[Editor’s note: This article orginally appeared on the cover of the June 10, 2002, issue of HUMAN EVENTS.]

Tim Russert, host of NBC’s “Meet the Press,” has committed excellent journalism, again.

The May 26 edition of “Meet the Press” featured as a guest Senate Majority Leader Tom Daschle (D.-S.D.). Russert confronted Daschle with the cover story of the May 27 HUMAN EVENTS in which Senate Intelligence Chairman Bob Graham said that the congressional intelligence committees had the same information prior to September 11 that President Bush had–and that this information included three-year-old intelligence that al Qaeda might try to hijack U.S. airliners.

In light of Graham’s statement to HUMAN EVENTS, Daschle utterly failed to justify to Russert his tendentious call for an investigation of what the President knew prior to September 11.

Last Sunday, on the June 2 edition of “Meet the Press,” Russert interviewed the chairmen and ranking members of the House and Senate intelligence committees. He confronted them with the information in the May 27 HUMAN EVENTS cover story–and each of them, including Graham himself–confirmed the story.
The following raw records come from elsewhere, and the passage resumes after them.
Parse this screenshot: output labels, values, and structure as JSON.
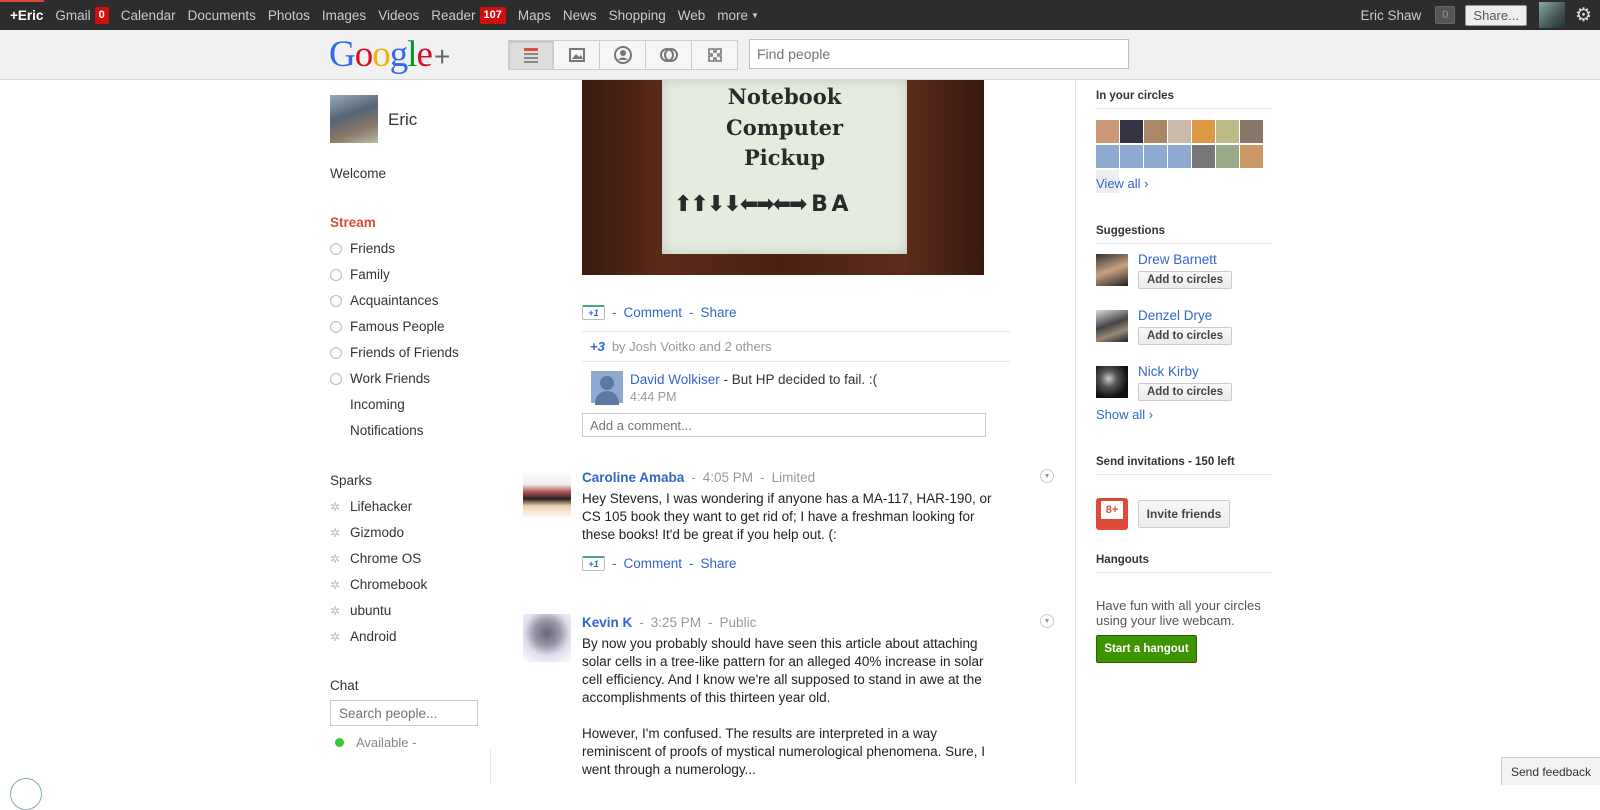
{
  "topbar": {
    "nav": [
      {
        "label": "+Eric",
        "badge": null
      },
      {
        "label": "Gmail",
        "badge": "0"
      },
      {
        "label": "Calendar",
        "badge": null
      },
      {
        "label": "Documents",
        "badge": null
      },
      {
        "label": "Photos",
        "badge": null
      },
      {
        "label": "Images",
        "badge": null
      },
      {
        "label": "Videos",
        "badge": null
      },
      {
        "label": "Reader",
        "badge": "107"
      },
      {
        "label": "Maps",
        "badge": null
      },
      {
        "label": "News",
        "badge": null
      },
      {
        "label": "Shopping",
        "badge": null
      },
      {
        "label": "Web",
        "badge": null
      },
      {
        "label": "more",
        "badge": null
      }
    ],
    "user_name": "Eric Shaw",
    "notification_count": "0",
    "share_label": "Share...",
    "accent_color": "#dd4b39"
  },
  "header": {
    "logo_text": "Google",
    "logo_plus": "+",
    "nav_icons": [
      "stream-icon",
      "photos-icon",
      "profile-icon",
      "circles-icon",
      "games-icon"
    ],
    "find_people_placeholder": "Find people"
  },
  "left": {
    "profile_name": "Eric",
    "welcome": "Welcome",
    "stream_label": "Stream",
    "circles": [
      "Friends",
      "Family",
      "Acquaintances",
      "Famous People",
      "Friends of Friends",
      "Work Friends"
    ],
    "incoming": "Incoming",
    "notifications": "Notifications",
    "sparks_label": "Sparks",
    "sparks": [
      "Lifehacker",
      "Gizmodo",
      "Chrome OS",
      "Chromebook",
      "ubuntu",
      "Android"
    ],
    "chat_label": "Chat",
    "chat_search_placeholder": "Search people...",
    "availability": "Available -"
  },
  "stream": {
    "photo_post": {
      "sign_lines": [
        "Notebook",
        "Computer",
        "Pickup"
      ],
      "sign_arrows": "⬆⬆⬇⬇⬅➡⬅➡ B A",
      "plus_one": "+1",
      "comment": "Comment",
      "share": "Share",
      "plusones_count": "+3",
      "plusones_by": "by Josh Voitko and 2 others",
      "comment_author": "David Wolkiser",
      "comment_text": " - But HP decided to fail. :(",
      "comment_time": "4:44 PM",
      "add_comment_placeholder": "Add a comment..."
    },
    "posts": [
      {
        "author": "Caroline Amaba",
        "time": "4:05 PM",
        "visibility": "Limited",
        "body": "Hey Stevens, I was wondering if anyone has a MA-117, HAR-190, or CS 105 book they want to get rid of; I have a freshman looking for these books! It'd be great if you help out. (:",
        "plus_one": "+1",
        "comment": "Comment",
        "share": "Share"
      },
      {
        "author": "Kevin K",
        "time": "3:25 PM",
        "visibility": "Public",
        "body_p1": "By now you probably should have seen this article about attaching solar cells in a tree-like pattern for an alleged 40% increase in solar cell efficiency. And I know we're all supposed to stand in awe at the accomplishments of this thirteen year old.",
        "body_p2": "However, I'm confused. The results are interpreted in a way reminiscent of proofs of mystical numerological phenomena. Sure, I went through a numerology..."
      }
    ]
  },
  "right": {
    "in_circles_title": "In your circles",
    "view_all": "View all ›",
    "suggestions_title": "Suggestions",
    "suggestions": [
      {
        "name": "Drew Barnett",
        "button": "Add to circles"
      },
      {
        "name": "Denzel Drye",
        "button": "Add to circles"
      },
      {
        "name": "Nick Kirby",
        "button": "Add to circles"
      }
    ],
    "show_all": "Show all ›",
    "invitations_title": "Send invitations - 150 left",
    "invite_button": "Invite friends",
    "hangouts_title": "Hangouts",
    "hangouts_text": "Have fun with all your circles using your live webcam.",
    "hangout_button": "Start a hangout",
    "hangout_color": "#3d9400"
  },
  "send_feedback": "Send feedback"
}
Here is what they said:

Tim Russert, Host of NBC’s “Meet the Press”: Sen. Graham, let me clear something up for the country, if I can. There was a big uproar a few weeks ago that President Bush had received a briefing on August 6 about a potential hijacking by al-Qaeda, and a lot of charges and countercharges back and forth. HUMAN EVENTS reported that you said that we had all seen that information. Not in the same form as the President, but members of Congress had seen the same information. Is that accurate?

Senate Intelligence Chairman Bob Graham (D.-Fla.): First, I have not seen the briefing that the President received in early August. But I have read a summary of that briefing, and if that summary is correct, and I think it is, of what he received was essentially a historic presentation of the development of al Qaeda, what they’d done in the past, and then some speculations about what they might do in the future. The specific reference that related to hijackers was based on a foreign intelligence source that was two or three years old. So I don’t think it is fair to expect the President of the United States to see that kind of information and immediately spring into operational mode. Had Congress seen most of that information, if not all of it? Yes, over time, not in a consolidated historic report that was presented to the President.
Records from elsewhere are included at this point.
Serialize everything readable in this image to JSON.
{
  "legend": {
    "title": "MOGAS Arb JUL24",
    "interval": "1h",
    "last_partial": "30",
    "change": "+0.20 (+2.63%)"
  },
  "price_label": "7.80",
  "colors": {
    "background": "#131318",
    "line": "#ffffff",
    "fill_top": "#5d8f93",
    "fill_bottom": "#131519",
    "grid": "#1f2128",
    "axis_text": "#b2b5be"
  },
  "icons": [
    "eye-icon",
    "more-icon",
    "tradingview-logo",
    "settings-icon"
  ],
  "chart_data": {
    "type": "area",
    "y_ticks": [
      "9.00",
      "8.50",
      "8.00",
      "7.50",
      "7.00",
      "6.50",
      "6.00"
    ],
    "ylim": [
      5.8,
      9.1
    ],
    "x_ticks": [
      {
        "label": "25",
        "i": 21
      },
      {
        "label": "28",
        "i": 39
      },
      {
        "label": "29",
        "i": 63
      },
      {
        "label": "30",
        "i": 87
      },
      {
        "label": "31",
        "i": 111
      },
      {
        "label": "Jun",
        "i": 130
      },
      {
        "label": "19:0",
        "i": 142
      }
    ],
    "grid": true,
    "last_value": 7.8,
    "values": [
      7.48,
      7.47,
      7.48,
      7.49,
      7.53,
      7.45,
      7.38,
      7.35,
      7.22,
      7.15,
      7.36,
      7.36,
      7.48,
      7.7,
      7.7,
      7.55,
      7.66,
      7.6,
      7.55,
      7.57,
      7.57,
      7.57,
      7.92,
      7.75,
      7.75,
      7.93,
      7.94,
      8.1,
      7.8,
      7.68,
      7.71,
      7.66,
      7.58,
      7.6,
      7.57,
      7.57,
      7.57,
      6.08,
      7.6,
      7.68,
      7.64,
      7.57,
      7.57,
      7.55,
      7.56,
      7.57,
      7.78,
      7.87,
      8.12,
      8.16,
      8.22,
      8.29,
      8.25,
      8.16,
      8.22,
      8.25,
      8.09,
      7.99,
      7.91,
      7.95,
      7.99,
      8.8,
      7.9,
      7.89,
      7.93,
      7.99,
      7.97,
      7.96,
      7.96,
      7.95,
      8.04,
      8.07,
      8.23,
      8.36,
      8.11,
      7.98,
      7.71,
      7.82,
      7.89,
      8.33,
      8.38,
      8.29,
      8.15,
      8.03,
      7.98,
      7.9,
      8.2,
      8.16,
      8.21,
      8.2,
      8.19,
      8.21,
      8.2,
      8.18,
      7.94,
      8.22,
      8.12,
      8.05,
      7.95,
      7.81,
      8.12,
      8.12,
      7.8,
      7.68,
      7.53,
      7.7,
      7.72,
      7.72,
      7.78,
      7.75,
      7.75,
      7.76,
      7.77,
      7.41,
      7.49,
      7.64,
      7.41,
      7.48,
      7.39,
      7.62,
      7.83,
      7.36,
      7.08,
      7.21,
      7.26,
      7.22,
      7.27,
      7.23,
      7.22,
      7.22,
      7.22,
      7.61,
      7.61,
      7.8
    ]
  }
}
Russert: Does anyone here disagree with that, that they didn’t see that information?

House Intelligence Chairman Porter Goss (R.-Fla.): No, I think it’s very clear.

Senate Intelligence Vice Chairman Richard Shelby (R.-Ala.): No, we had it.

Russert: Everyone had it.

Shelby: We had it.

Rep. Nancy Pelosi (D.-Calif.), Ranking Member, House Intelligence Committee: We had seen it over a period of time. We did not see it in aggregate as the President did that day. That is not to say that it was sufficient information, as the chairman has said, to warrant action on the part of the President, but I think the distinction has to be made that, for some reason, on that early day in August, someone in the intelligence community decided to put all of those events on one piece of paper. Interesting that what we saw in Congress in that same day, in that same 24-hour period, did not have the reporting that referenced hijacking. That was a distinction between what Congress saw and what the White House saw.